SPEAKER BOEHNER. Via Josh Marshall, check out this article reporting that Dennis Haster may "have just one or two days to turn the affair around -- or quiet it -- or face being forced to step aside." Assuming the latter development for a moment, what would happen next? In the event of Hastert's resignation, John Boehner is the favorite to step up to the Speakership, and presumably his former rival for majority leader, Roy Blunt, would take over his current role. Incidentally, this paragraph from the U.S.
AL-QAEDA WANTS THE U.S. IN IRAQ.Marc Lynchasks why so few in the media seem to have mentioned this. In a letter purportedly from a top al-Qaeda leader to the organization's Iraqi branch, the author writes:

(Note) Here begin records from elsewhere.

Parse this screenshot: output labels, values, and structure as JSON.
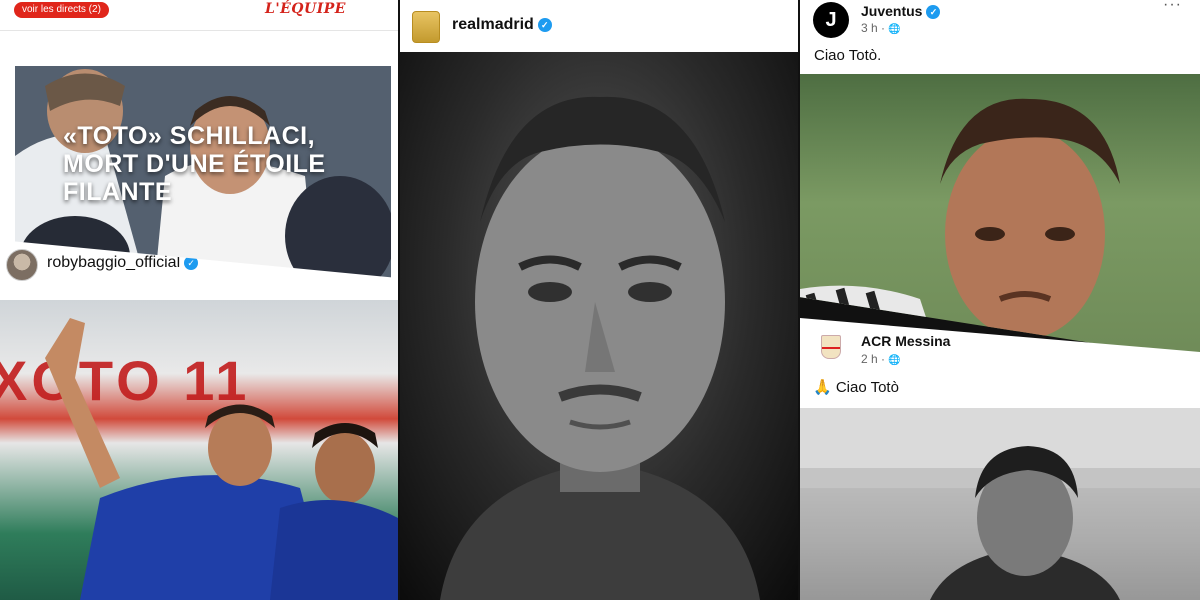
{
  "lequipe": {
    "live_pill": "voir les directs (2)",
    "logo": "L'ÉQUIPE",
    "headline_line1": "«TOTO» SCHILLACI,",
    "headline_line2": "MORT D'UNE ÉTOILE",
    "headline_line3": "FILANTE"
  },
  "baggio": {
    "username": "robybaggio_official",
    "verified": "✓",
    "banner_text": "XOTO 11"
  },
  "realmadrid": {
    "username": "realmadrid",
    "verified": "✓"
  },
  "juventus": {
    "logo_letter": "J",
    "name": "Juventus",
    "verified": "✓",
    "time": "3 h ·",
    "globe": "🌐",
    "more": "···",
    "caption": "Ciao Totò."
  },
  "messina": {
    "name": "ACR Messina",
    "time": "2 h ·",
    "globe": "🌐",
    "caption": "🙏 Ciao Totò"
  }
}
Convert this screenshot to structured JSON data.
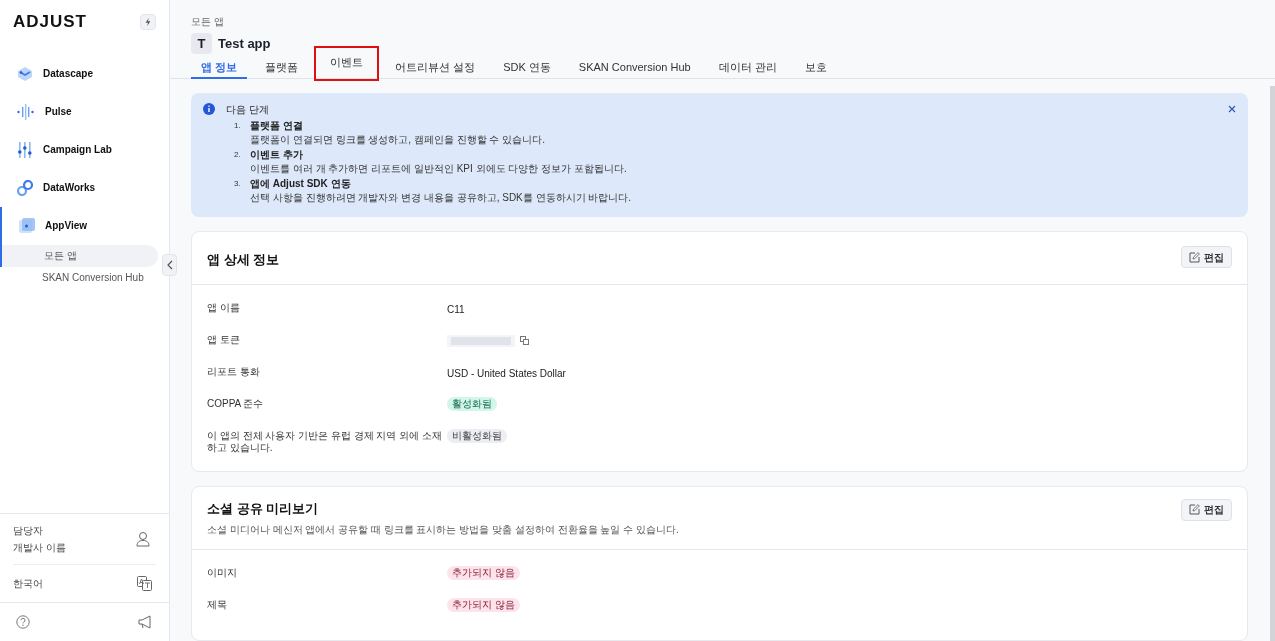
{
  "sidebar": {
    "logo": "ADJUST",
    "items": [
      {
        "label": "Datascape",
        "selected": false,
        "kind": "datascape"
      },
      {
        "label": "Pulse",
        "selected": false,
        "kind": "pulse"
      },
      {
        "label": "Campaign Lab",
        "selected": false,
        "kind": "campaign"
      },
      {
        "label": "DataWorks",
        "selected": false,
        "kind": "dataworks"
      },
      {
        "label": "AppView",
        "selected": true,
        "kind": "appview",
        "children": [
          {
            "label": "모든 앱",
            "selected": true
          },
          {
            "label": "SKAN Conversion Hub",
            "selected": false
          }
        ]
      }
    ],
    "user": {
      "role": "담당자",
      "name": "개발사 이름"
    },
    "language": "한국어"
  },
  "breadcrumb": "모든 앱",
  "app": {
    "initial": "T",
    "title": "Test app"
  },
  "tabs": [
    {
      "label": "앱 정보",
      "selected": true,
      "highlighted": false
    },
    {
      "label": "플랫폼",
      "selected": false,
      "highlighted": false
    },
    {
      "label": "이벤트",
      "selected": false,
      "highlighted": true
    },
    {
      "label": "어트리뷰션 설정",
      "selected": false,
      "highlighted": false
    },
    {
      "label": "SDK 연동",
      "selected": false,
      "highlighted": false
    },
    {
      "label": "SKAN Conversion Hub",
      "selected": false,
      "highlighted": false
    },
    {
      "label": "데이터 관리",
      "selected": false,
      "highlighted": false
    },
    {
      "label": "보호",
      "selected": false,
      "highlighted": false
    }
  ],
  "notice": {
    "title": "다음 단계",
    "steps": [
      {
        "number": "1.",
        "title": "플랫폼 연결",
        "text": "플랫폼이 연결되면 링크를 생성하고, 캠페인을 진행할 수 있습니다."
      },
      {
        "number": "2.",
        "title": "이벤트 추가",
        "text": "이벤트를 여러 개 추가하면 리포트에 일반적인 KPI 외에도 다양한 정보가 포함됩니다."
      },
      {
        "number": "3.",
        "title": "앱에 Adjust SDK 연동",
        "text": "선택 사항을 진행하려면 개발자와 변경 내용을 공유하고, SDK를 연동하시기 바랍니다."
      }
    ]
  },
  "cards": [
    {
      "title": "앱 상세 정보",
      "edit_label": "편집",
      "rows": [
        {
          "label": "앱 이름",
          "kind": "text",
          "value": "C11"
        },
        {
          "label": "앱 토큰",
          "kind": "hidden"
        },
        {
          "label": "리포트 통화",
          "kind": "text",
          "value": "USD - United States Dollar"
        },
        {
          "label": "COPPA 준수",
          "kind": "badge",
          "badge": {
            "kind": "enabled",
            "text": "활성화됨"
          }
        },
        {
          "label": "이 앱의 전체 사용자 기반은 유럽 경제 지역 외에 소재하고 있습니다.",
          "kind": "badge",
          "badge": {
            "kind": "disabled",
            "text": "비활성화됨"
          }
        }
      ]
    },
    {
      "title": "소셜 공유 미리보기",
      "description": "소셜 미디어나 메신저 앱에서 공유할 때 링크를 표시하는 방법을 맞춤 설정하여 전환율을 높일 수 있습니다.",
      "edit_label": "편집",
      "rows": [
        {
          "label": "이미지",
          "kind": "badge",
          "badge": {
            "kind": "not_added",
            "text": "추가되지 않음"
          }
        },
        {
          "label": "제목",
          "kind": "badge",
          "badge": {
            "kind": "not_added",
            "text": "추가되지 않음"
          }
        }
      ]
    }
  ]
}
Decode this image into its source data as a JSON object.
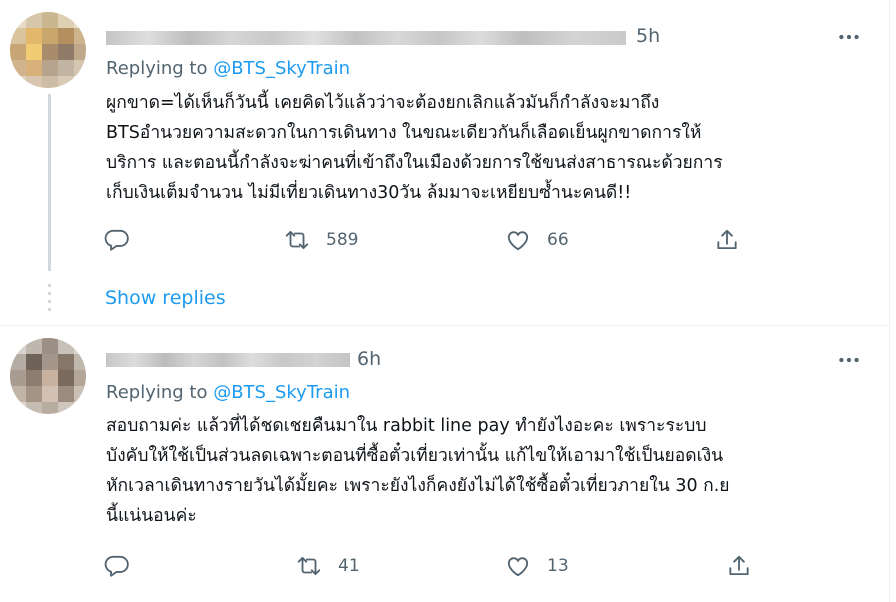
{
  "tweets": [
    {
      "time": "5h",
      "replying_prefix": "Replying to ",
      "replying_handle": "@BTS_SkyTrain",
      "lines": [
        "ผูกขาด=ได้เห็นก็วันนี้ เคยคิดไว้แล้วว่าจะต้องยกเลิกแล้วมันก็กำลังจะมาถึง",
        "BTSอำนวยความสะดวกในการเดินทาง ในขณะเดียวกันก็เลือดเย็นผูกขาดการให้",
        "บริการ และตอนนี้กำลังจะฆ่าคนที่เข้าถึงในเมืองด้วยการใช้ขนส่งสาธารณะด้วยการ",
        "เก็บเงินเต็มจำนวน ไม่มีเที่ยวเดินทาง30วัน ล้มมาจะเหยียบซ้ำนะคนดี!!"
      ],
      "retweets": "589",
      "likes": "66",
      "show_replies": "Show replies"
    },
    {
      "time": "6h",
      "replying_prefix": "Replying to ",
      "replying_handle": "@BTS_SkyTrain",
      "lines": [
        "สอบถามค่ะ แล้วที่ได้ชดเชยคืนมาใน rabbit line pay ทำยังไงอะคะ เพราะระบบ",
        "บังคับให้ใช้เป็นส่วนลดเฉพาะตอนที่ซื้อตั๋วเที่ยวเท่านั้น แก้ไขให้เอามาใช้เป็นยอดเงิน",
        "หักเวลาเดินทางรายวันได้มั้ยคะ เพราะยังไงก็คงยังไม่ได้ใช้ซื้อตั๋วเที่ยวภายใน 30 ก.ย",
        "นี้แน่นอนค่ะ"
      ],
      "retweets": "41",
      "likes": "13"
    }
  ],
  "icons": {
    "reply": "reply-icon",
    "retweet": "retweet-icon",
    "like": "heart-icon",
    "share": "share-icon",
    "more": "more-icon"
  },
  "colors": {
    "link": "#1d9bf0",
    "muted": "#536471",
    "text": "#0f1419",
    "thread_line": "#cfd9de"
  }
}
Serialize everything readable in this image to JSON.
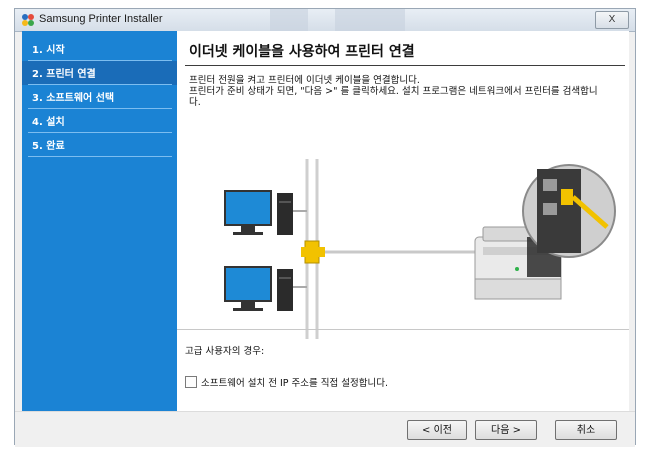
{
  "window": {
    "title": "Samsung Printer Installer",
    "close_label": "X"
  },
  "sidebar": {
    "steps": [
      {
        "label": "1. 시작"
      },
      {
        "label": "2. 프린터 연결"
      },
      {
        "label": "3. 소프트웨어 선택"
      },
      {
        "label": "4. 설치"
      },
      {
        "label": "5. 완료"
      }
    ],
    "active_index": 1
  },
  "main": {
    "heading": "이더넷 케이블을 사용하여 프린터 연결",
    "desc_line1": "프린터 전원을 켜고 프린터에 이더넷 케이블을 연결합니다.",
    "desc_line2": "프린터가 준비 상태가 되면, \"다음 >\" 를 클릭하세요. 설치 프로그램은 네트워크에서 프린터를 검색합니",
    "desc_line3": "다."
  },
  "advanced": {
    "label": "고급 사용자의 경우:",
    "checkbox_label": "소프트웨어 설치 전 IP 주소를 직접 설정합니다.",
    "checkbox_checked": false
  },
  "footer": {
    "back_label": "< 이전",
    "next_label": "다음 >",
    "cancel_label": "취소"
  },
  "colors": {
    "sidebar": "#1b83d4",
    "cable": "#f2c200",
    "monitor": "#1e8ad6"
  }
}
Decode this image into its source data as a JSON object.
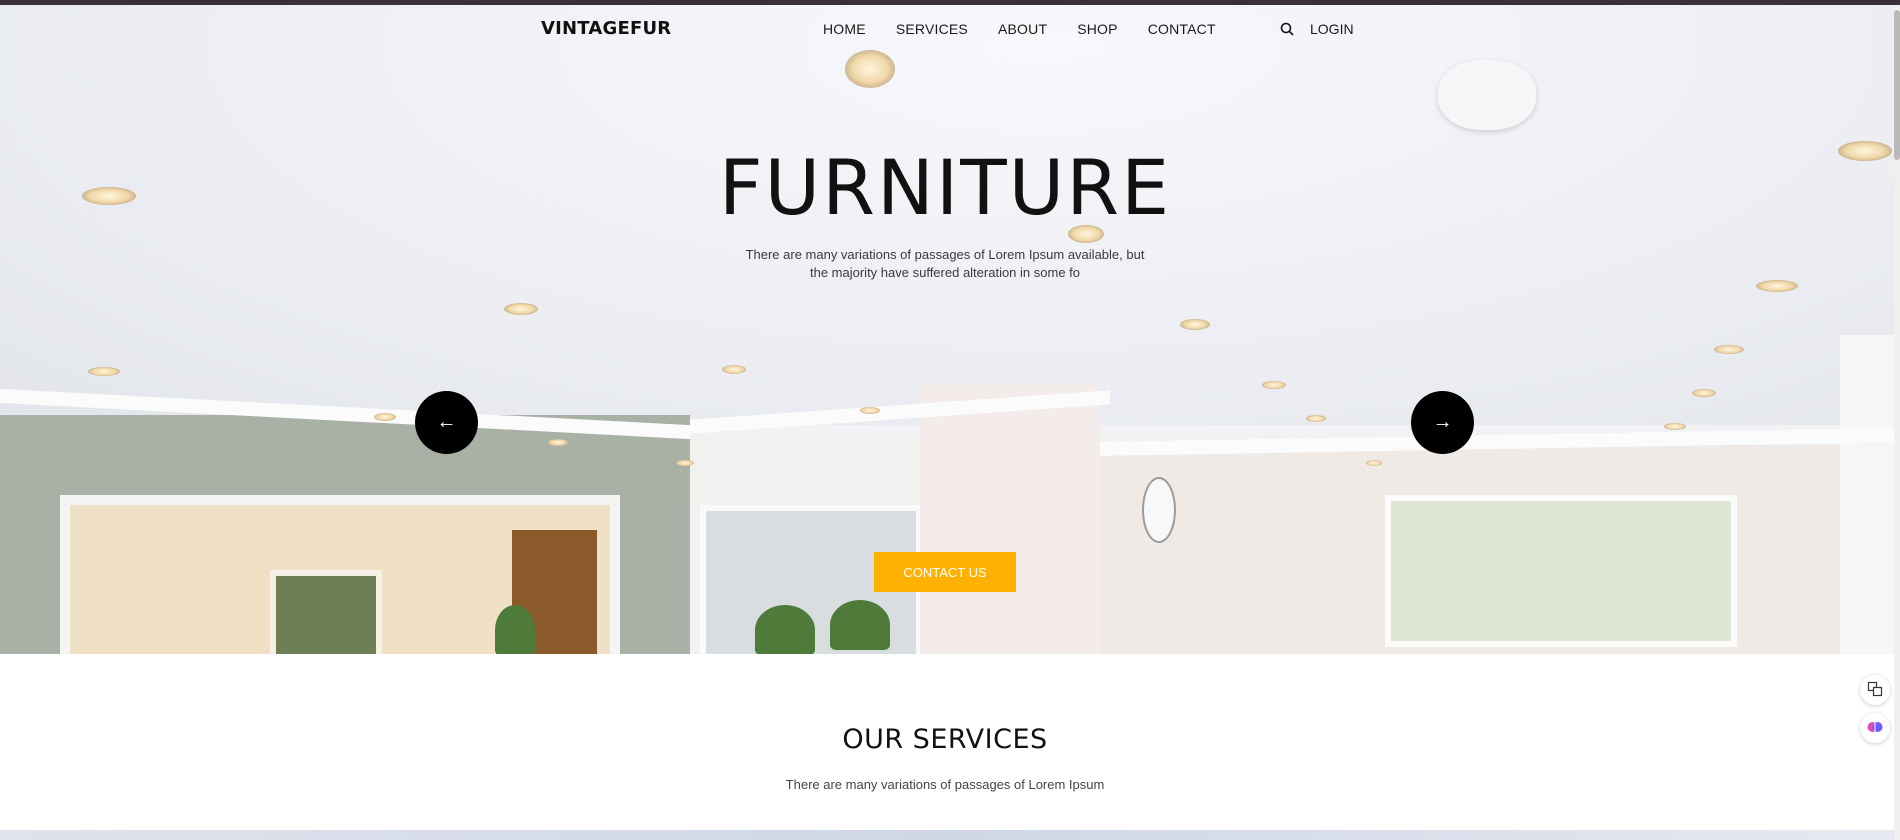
{
  "nav": {
    "brand": "VINTAGEFUR",
    "links": [
      "HOME",
      "SERVICES",
      "ABOUT",
      "SHOP",
      "CONTACT"
    ],
    "search_icon": "search-icon",
    "login": "LOGIN"
  },
  "hero": {
    "title": "FURNITURE",
    "subtitle": "There are many variations of passages of Lorem Ipsum available, but the majority have suffered alteration in some fo",
    "prev_arrow": "←",
    "next_arrow": "→",
    "cta": "CONTACT US"
  },
  "services": {
    "title": "OUR SERVICES",
    "subtitle": "There are many variations of passages of Lorem Ipsum"
  },
  "side_widgets": [
    "translate-icon",
    "brain-icon"
  ],
  "colors": {
    "accent": "#ffb100",
    "arrow_bg": "#000000",
    "text": "#111111"
  }
}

Indeed, prolonging the war is in our interest, with God's permission.
JUST POSTED ON TAP ONLINE: ALONG CAME A SPIDER. As Christopher Moraffreports, the U.S. isn't merely continuing its longstanding opposition to international efforts to ban landmines -- it's actually reviving an active landmine program of its own.
RETURN OF THE LIBERTARIAN DEMOCRATS. Writing in this month's Cato Unbound, Markoslays out the case for Libertarian Democrats -- a socially libertarian, fiscally moderate ideology he's been formulating over the past couple of months. Reading the essay, it would seem we could as easily be talking about Technocratic Democrats, or Silicon Valley voters, or some fraction of the electorate completely driven by upwardly mobile, white collar concerns. His primary examples of the market's magic are how Google outraced Microsoft, and how Indians have ascended to high positions in software development.
JUST POSTED ON TAP ONLINE: STONE COLD UNTRUTHS.It'sAlterman on Berman on McPherson on Stone. Eric Alterman was angered by Paul Berman's review essay about I.F. Stone in Sunday's New York Times Book Review, and he's written a rejoinder. Take a look.
BAI ON DEAN.Matt Bai's piece in The New York Times Magazine about Howard Dean's tenure at the Democratic National Committee bodes well for Bai's upcoming book on the Democrats, the lead time on which I do not envy him, since I can see about three perfectly valid, if mutually exclusive, premises for such a project all going completely up the spout in the next three weeks. The magazine feature was nuanced, subtle, and, for the first time in a long while, treated Dean as someone who might actually know what he's doing.